Reviews of Attainable Hi-Fi & Home-Theater Equipment


Reviews of Attainable Hi-Fi & Home-Theater Equipment

To Hans Wetzel,

I enjoy your reviews and insights into this hobby very much, but today I am seeking advice on an upgrade of a highly reviewed product. The Audiolab 8200CDQ is a CD player with a built-in preamp, and can be used as a standalone DAC in a computer-based audio system. The question of differences in sound quality of higher-end players versus cheaper ones is the debate, as I currently use a Yamaha DVD-S657 SACD player that I purchased back in 2005 for $350.

The Audiolab 8200CDQ retails for $1600 CAD. How much of an upgrade can I expect with a higher-end CD player/DAC, and, of course, the preamp? My current system is made up of an NAD C 272 amplifier, NAD C 162 preamplifier, and Axiom M80 speakers.

Gerald

Thanks for emailing, Gerald. Unfortunately, I do not have any experience with Audiolab's products. It does appear that the 8200CDQ has earned some very positive reviews, however. I also noticed that the unit uses ESS Technology's Sabre 9018 Reference chipset. While a chipset is only as good as its implementation into a given design, I am currently reviewing Benchmark Media Systems' DAC2 HGC, which, like the 8200CDQ, is a digital-to-analog converter, as well as a preamp. It, too, uses the 9018 chipset, and in my early listening tests, I think it's seriously good. If the 8200CDQ comes close to the Benchmark's implementation of the 9018 chip, I would bet that the Audiolab 8200CDQ could work well as a replacement for both your NAD preamp and your current Yamaha SACD player.

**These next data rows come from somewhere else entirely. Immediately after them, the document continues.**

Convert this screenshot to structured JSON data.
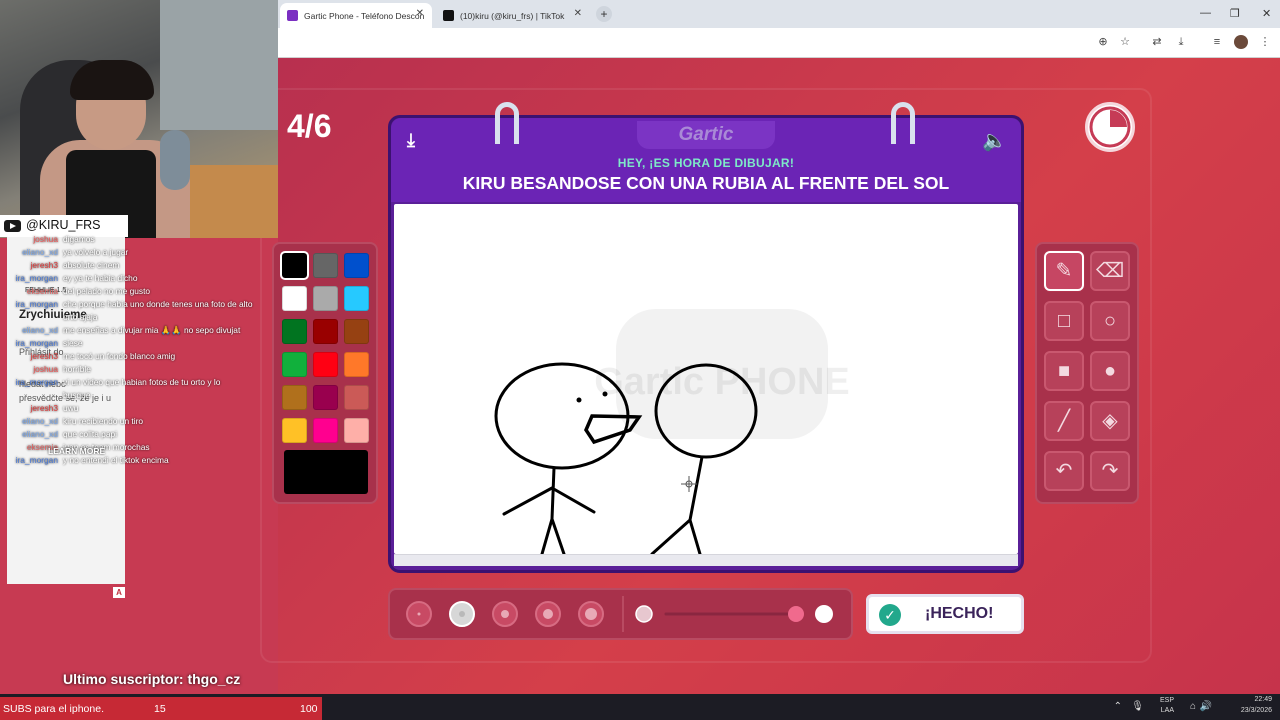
{
  "browser": {
    "tabs": [
      {
        "title": "Gartic Phone - Teléfono Descon",
        "active": true
      },
      {
        "title": "(10)kiru (@kiru_frs) | TikTok",
        "active": false
      }
    ],
    "new_tab_symbol": "+",
    "window_buttons": [
      "—",
      "❐",
      "✕"
    ]
  },
  "overlay": {
    "handle": "@KIRU_FRS",
    "learn_more": "LEARN MORE",
    "last_sub": "Ultimo suscriptor: thgo_cz",
    "chat_badge": "A",
    "chat": [
      {
        "user": "joshua",
        "text": "digamos"
      },
      {
        "user": "eliano_xd",
        "text": "ya volvelo a jugar"
      },
      {
        "user": "jeresh3",
        "text": "absolute cinem"
      },
      {
        "user": "ira_morgan",
        "text": "ey ya te habia dicho"
      },
      {
        "user": "eksemia",
        "text": "del pelado no me gusto"
      },
      {
        "user": "ira_morgan",
        "text": "che porque habia uno donde tenes una foto de alto"
      },
      {
        "user": "",
        "text": "orto ajaja"
      },
      {
        "user": "eliano_xd",
        "text": "me enseñas a divujar mia 🙏🙏 no sepo divujat"
      },
      {
        "user": "ira_morgan",
        "text": "siese"
      },
      {
        "user": "jeresh3",
        "text": "me tocó un fondo blanco amig"
      },
      {
        "user": "joshua",
        "text": "horrible"
      },
      {
        "user": "ira_morgan",
        "text": "vi un video que habian fotos de tu orto y lo"
      },
      {
        "user": "",
        "text": "busque"
      },
      {
        "user": "jeresh3",
        "text": "uwu"
      },
      {
        "user": "eliano_xd",
        "text": "kiru recibiendo un tiro"
      },
      {
        "user": "eliano_xd",
        "text": "que colita papi"
      },
      {
        "user": "eksemia",
        "text": "ivan es team morochas"
      },
      {
        "user": "ira_morgan",
        "text": "y no entendi el tiktok encima"
      }
    ],
    "ghost_text": [
      "FEHHLIE 1.5",
      "Zrychiuieme",
      "Přihlásit do",
      "hledat nebo",
      "přesvědčte se, že je i u"
    ],
    "goal": {
      "label": "SUBS para el iphone.",
      "current": "15",
      "target": "100"
    }
  },
  "tray": {
    "lang": "ESP",
    "lang2": "LAA",
    "time": "22:49",
    "date": "23/3/2026"
  },
  "game": {
    "round": "4/6",
    "logo": "Gartic",
    "watermark": "Gartic PHONE",
    "heading": "HEY, ¡ES HORA DE DIBUJAR!",
    "prompt": "KIRU BESANDOSE CON UNA RUBIA AL FRENTE DEL SOL",
    "done_label": "¡HECHO!",
    "timer_elapsed_fraction": 0.75,
    "palette": [
      [
        "#000000",
        "#666666",
        "#0050cd"
      ],
      [
        "#ffffff",
        "#aaaaaa",
        "#26c9ff"
      ],
      [
        "#017420",
        "#990000",
        "#964112"
      ],
      [
        "#11b03c",
        "#ff0013",
        "#ff7829"
      ],
      [
        "#b0701c",
        "#99004e",
        "#cb5a57"
      ],
      [
        "#ffc126",
        "#ff008f",
        "#feafa8"
      ]
    ],
    "current_color": "#000000",
    "tools": [
      {
        "name": "pencil",
        "glyph": "✎",
        "selected": true
      },
      {
        "name": "eraser",
        "glyph": "⌫",
        "selected": false
      },
      {
        "name": "rectangle",
        "glyph": "□",
        "selected": false
      },
      {
        "name": "ellipse",
        "glyph": "○",
        "selected": false
      },
      {
        "name": "filled-rectangle",
        "glyph": "■",
        "selected": false
      },
      {
        "name": "filled-ellipse",
        "glyph": "●",
        "selected": false
      },
      {
        "name": "line",
        "glyph": "╱",
        "selected": false
      },
      {
        "name": "bucket",
        "glyph": "◈",
        "selected": false
      },
      {
        "name": "undo",
        "glyph": "↶",
        "selected": false
      },
      {
        "name": "redo",
        "glyph": "↷",
        "selected": false
      }
    ],
    "brush_sizes_selected_index": 1,
    "opacity_fraction": 1.0
  }
}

As for how much of an upgrade it will be from your current setup, I can only speculate. I know that digital-to-analog conversion has come a long way since 2005, when you purchased your Yamaha. Sound quality has improved, both in terms of resolution and musicality, and prices have fallen dramatically too. It's a good time to upgrade, and I suspect that it won't take you long to appreciate the Audiolab if you wind up purchasing it. . . . Hans Wetzel